The SAT report responds to specific questions raised by Judge Dwyer. It is a scientific study prepared to answer a court order, not a statement of policy. The team considered not just protection of the spotted owl, but protection of the entire old growth ecosystem as a way to prevent a piecemeal and crisis-driven approach to land management. Its conclusions identify some 482 additional species that rely on old growth forests.


The forests of the Pacific Northwest and northern California have provided the foundation for the region's economy for the past century. Though historically important as a source of employment in the northwest, the timber industry has been declining in importance as other sectors of the economy have grown. In 1970, timber-related jobs accounted for about 10 percent of total regional employment. By 1989, timber employment was at about 140,000 jobs or about 4 percent of total regional employment. However, some rural areas depend almost totally on forest industries.

In the northwest region, economic growth in the past two decades has diversified a regional economy that was once much more heavily dependent on manufacturing and timber. While many rural counties are vulnerable, overall economic conditions and trends in the northwest show substantial strength. After many years of somewhat sluggish economic growth, the Pacific Northwest economy has shown strong growth since 1986. The rate of employment growth in Oregon and Washington exceeded the U.S. average in every year since 1986.

About 43 percent of the timber land in the affected region is owned by the federal government, with the remainder in state or private hands. Federal timber sales provide local communities receipts of between $200 and $500 million dollars annually.

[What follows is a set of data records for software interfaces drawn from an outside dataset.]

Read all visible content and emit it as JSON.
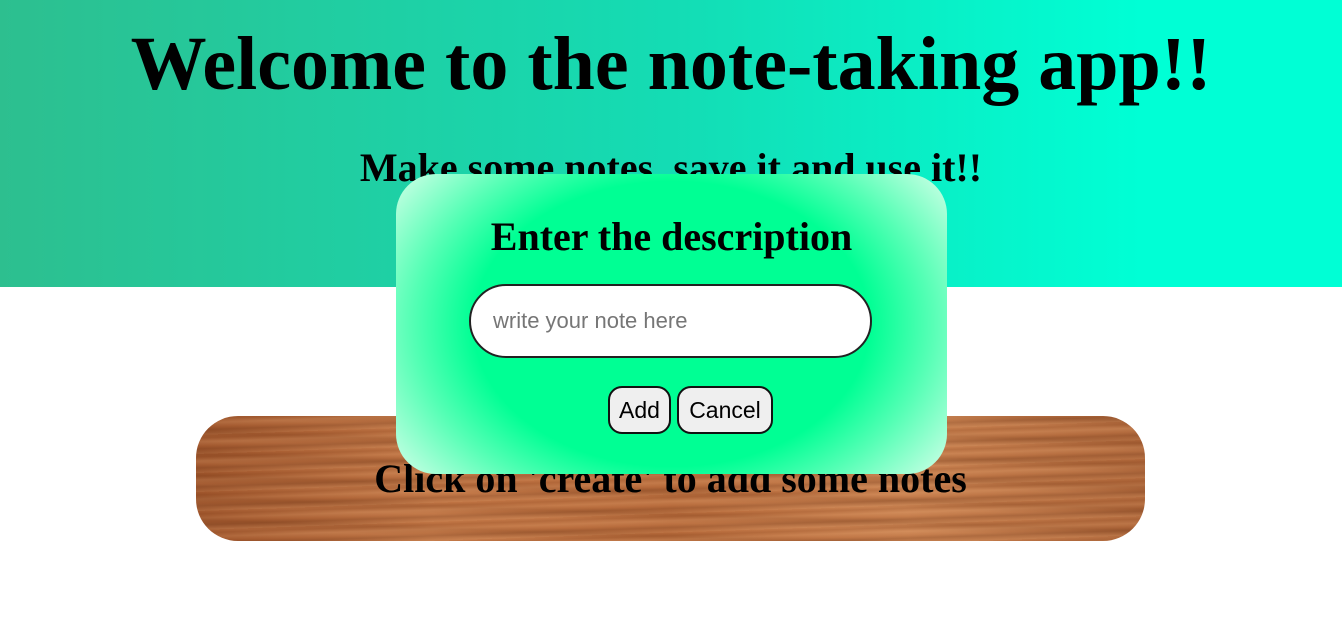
{
  "header": {
    "title": "Welcome to the note-taking app!!",
    "subtitle": "Make some notes, save it and use it!!"
  },
  "notes_area": {
    "empty_message": "Click on 'create' to add some notes"
  },
  "modal": {
    "title": "Enter the description",
    "input": {
      "value": "",
      "placeholder": "write your note here"
    },
    "add_label": "Add",
    "cancel_label": "Cancel"
  },
  "colors": {
    "header_left": "#2dbf8f",
    "header_right": "#00ffd5",
    "modal_center": "#00ff94",
    "board_wood": "#c27645"
  }
}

During the 1980s, the northern spotted owl region (public and private lands) accounted for more than 30 percent of the lumber produced in the United States. Because about one-third of recent timber harvests in the owl region occur on federal lands, about 10 percent of domestic timber supply potentially is affected by spotted owl protection.

Increased harvest levels have failed to increase jobs proportionately. Increased mechanization in harvesting, transporting, and milling has lowered the labor required for producing lumber. During the 1980s, for example, the number of jobs in the lumber and wood products sectors declined from 10 jobs per million board feet of harvest to below 8 jobs per million board feet. From 1981 to 1989, while harvest levels increased by 44 percent in Oregon and Washington, there was no increase in employment in forest products.

Mill closings follow a similar trend. In 1968, Oregon had 300 sawmills; by 1988 the state had 165 mills. In Washington, the number of mills fell from 182 in 1978 to 118 mills in 1988, while the total number of wood processing establishments (including veneer and plywood, pulp, shake and shingle plants and other operations) fell from 764 in 1978 to 351 in 1988.

These trends preceded the old-growth controversy. While the spotted owl often is blamed for weak employment, the long term projections indicate steady declines in employment for any given level of timber harvest.

Export-related issues are expected to be raised at the Forest Conference. It is important to note that by law, logs from federal lands cannot be exported and log exports from stateowned lands are highly restricted. However,
substantial volumes of timber cut from private lands in the northwest are exported to Japan, Korea, and China with minimal domestic processing.